Like other great Gothic texts (Shelley’s Frankenstein and the Bronte sisters’ masterpieces, to name a few), The Hunchback of Notre Dame takes readers on a dark journey and includes many of the commonly held and expected Gothic elements. Its characters are mysterious with secrets and murky pasts. Hugo expertly pairs the sublime against the grotesque in order to - as he argues in the preface to his play Cromwall - bring the realities of life into art form and make a stronger impact. In his own words:
“Sublime upon sublime scarcely presents a contrast, and we need a little rest from everything, even the beautiful. On the other hand, the grotesque seems to be a halting-place, a mean term, a starting-point whence one rises toward the beautiful with a fresher and keener perception.”
Both the character of the Hunchback as well as the great Notre Dame cathedral are examples of the way Hugo combines the beautiful with the mangled and gets readers to think more deeply about some of the themes of the novel: namely, free will vs. determinism as well as architectural deterioration and preservation as a symbol of fluctuating morality.
Subsequently, another element of Gothic literature which plays a key role in The Hunchback of Notre Dame is its focus on place. In Hugo’s novel, the place of note is most obviously the title cathedral. In fact, Hugo’s purpose when he set out writing The Hunchback of Notre Dame was to shed light on what he believed to be the value of Gothic architecture and the issues he saw with destroying it to make room for new and modern construction. Hugo set the scene in his preface by discussing an engraving which was seen on the wall of the tower of Notre Dame cathedral. He stated:
“Since then the wall has been plastered over or scraped—I forget which—and the inscription has disappeared. For thus, during the past two hundred years, have the marvellous churches of the Middle Ages been treated. Defacement and mutilation have been their portion—both from within and from without.”
So central was the location of the grand cathedral to what Hugo saw as the essence of this story that he titled the novel Notre Dame de Paris. After all, almost all the major events that transpire take place in or around the cathedral, and most everything that occurred outside its walls can be seen from its towers. Scholars have since noted that Hugo was upset with the English title, The Hunchback of Notre Dame, because it focused too much on the Hunchback and too little on the setting of the cathedral.

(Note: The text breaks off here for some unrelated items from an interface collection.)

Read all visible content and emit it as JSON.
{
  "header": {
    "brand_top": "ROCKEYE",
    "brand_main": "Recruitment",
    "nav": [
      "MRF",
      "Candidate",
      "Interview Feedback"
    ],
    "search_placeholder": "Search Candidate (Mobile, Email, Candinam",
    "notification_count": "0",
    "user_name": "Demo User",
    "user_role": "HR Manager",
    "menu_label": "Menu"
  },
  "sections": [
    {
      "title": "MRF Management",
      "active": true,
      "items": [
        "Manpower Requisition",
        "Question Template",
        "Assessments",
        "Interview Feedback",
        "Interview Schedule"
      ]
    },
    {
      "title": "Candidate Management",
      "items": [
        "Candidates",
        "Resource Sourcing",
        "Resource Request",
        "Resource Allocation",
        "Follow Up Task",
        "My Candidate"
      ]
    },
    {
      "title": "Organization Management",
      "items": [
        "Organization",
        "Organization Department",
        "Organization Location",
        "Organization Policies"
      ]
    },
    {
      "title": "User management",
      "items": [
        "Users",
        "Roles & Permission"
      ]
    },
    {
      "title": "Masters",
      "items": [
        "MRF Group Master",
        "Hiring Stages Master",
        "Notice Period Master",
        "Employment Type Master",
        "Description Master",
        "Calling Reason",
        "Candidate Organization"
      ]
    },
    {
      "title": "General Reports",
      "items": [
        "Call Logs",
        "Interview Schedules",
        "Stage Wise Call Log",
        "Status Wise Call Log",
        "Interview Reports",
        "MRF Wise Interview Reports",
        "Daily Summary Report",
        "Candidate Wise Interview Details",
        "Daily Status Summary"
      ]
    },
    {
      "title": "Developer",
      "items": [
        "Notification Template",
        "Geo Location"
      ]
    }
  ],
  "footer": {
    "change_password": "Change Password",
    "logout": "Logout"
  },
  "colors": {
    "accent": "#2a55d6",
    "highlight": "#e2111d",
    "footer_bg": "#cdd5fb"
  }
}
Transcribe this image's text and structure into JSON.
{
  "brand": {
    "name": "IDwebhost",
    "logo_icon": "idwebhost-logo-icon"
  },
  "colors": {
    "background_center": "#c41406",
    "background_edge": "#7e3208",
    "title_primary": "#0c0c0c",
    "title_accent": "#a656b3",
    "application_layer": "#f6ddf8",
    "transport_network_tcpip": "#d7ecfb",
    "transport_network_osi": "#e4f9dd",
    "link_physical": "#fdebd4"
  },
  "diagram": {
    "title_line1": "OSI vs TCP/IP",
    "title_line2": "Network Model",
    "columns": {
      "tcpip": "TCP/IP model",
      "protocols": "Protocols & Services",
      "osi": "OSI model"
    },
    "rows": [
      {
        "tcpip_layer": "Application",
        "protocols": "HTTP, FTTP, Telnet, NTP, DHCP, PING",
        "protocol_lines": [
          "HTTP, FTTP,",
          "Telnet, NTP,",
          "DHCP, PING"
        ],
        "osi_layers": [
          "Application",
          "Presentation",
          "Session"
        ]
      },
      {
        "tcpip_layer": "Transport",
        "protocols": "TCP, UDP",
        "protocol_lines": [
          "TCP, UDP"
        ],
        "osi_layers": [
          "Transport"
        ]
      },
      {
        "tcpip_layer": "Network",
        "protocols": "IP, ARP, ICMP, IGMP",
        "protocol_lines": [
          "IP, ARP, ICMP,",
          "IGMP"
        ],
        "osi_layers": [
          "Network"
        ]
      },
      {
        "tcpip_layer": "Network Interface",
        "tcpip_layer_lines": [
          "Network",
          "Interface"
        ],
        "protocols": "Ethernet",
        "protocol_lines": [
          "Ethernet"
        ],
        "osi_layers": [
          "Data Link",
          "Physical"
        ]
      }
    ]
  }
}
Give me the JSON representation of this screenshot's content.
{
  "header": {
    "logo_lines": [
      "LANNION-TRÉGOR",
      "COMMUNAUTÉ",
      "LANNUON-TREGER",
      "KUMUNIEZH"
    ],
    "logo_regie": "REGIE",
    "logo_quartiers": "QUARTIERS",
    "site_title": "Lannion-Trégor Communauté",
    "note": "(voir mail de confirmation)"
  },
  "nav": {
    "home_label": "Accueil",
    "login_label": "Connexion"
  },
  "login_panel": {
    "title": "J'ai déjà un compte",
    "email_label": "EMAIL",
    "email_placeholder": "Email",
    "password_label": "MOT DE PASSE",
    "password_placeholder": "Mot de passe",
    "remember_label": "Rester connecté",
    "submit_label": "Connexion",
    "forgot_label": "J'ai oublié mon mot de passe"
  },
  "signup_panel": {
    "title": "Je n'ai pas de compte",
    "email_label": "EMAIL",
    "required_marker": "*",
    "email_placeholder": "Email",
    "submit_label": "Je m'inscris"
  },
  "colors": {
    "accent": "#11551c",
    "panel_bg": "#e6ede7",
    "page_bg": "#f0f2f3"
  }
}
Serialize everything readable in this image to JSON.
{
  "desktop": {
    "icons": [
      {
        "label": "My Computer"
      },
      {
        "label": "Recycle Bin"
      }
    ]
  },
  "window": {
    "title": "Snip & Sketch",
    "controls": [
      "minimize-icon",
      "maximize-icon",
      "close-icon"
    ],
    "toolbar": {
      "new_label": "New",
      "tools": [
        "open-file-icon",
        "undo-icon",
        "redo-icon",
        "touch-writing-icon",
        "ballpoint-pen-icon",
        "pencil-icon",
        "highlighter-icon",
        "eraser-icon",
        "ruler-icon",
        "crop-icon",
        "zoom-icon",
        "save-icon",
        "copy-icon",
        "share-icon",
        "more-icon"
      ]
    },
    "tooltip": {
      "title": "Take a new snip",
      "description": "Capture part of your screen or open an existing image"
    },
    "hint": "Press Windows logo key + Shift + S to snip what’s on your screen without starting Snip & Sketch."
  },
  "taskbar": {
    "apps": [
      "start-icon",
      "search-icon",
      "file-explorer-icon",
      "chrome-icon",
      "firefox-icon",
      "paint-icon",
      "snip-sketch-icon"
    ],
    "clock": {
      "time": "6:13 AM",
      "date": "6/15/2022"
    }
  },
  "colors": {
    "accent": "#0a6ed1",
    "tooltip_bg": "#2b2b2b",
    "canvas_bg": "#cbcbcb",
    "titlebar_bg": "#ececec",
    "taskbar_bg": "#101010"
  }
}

Hugo’s novel and it’s pristine Gothic style merit an even deeper study than this basic one, and readers and collectors who enjoy this timeless tale are sure to take away their own nuggets of wisdom. After all, Victor Hugo’s novels have stood the test of time, and his stories are sure to stay with readers long after the final pages are turned.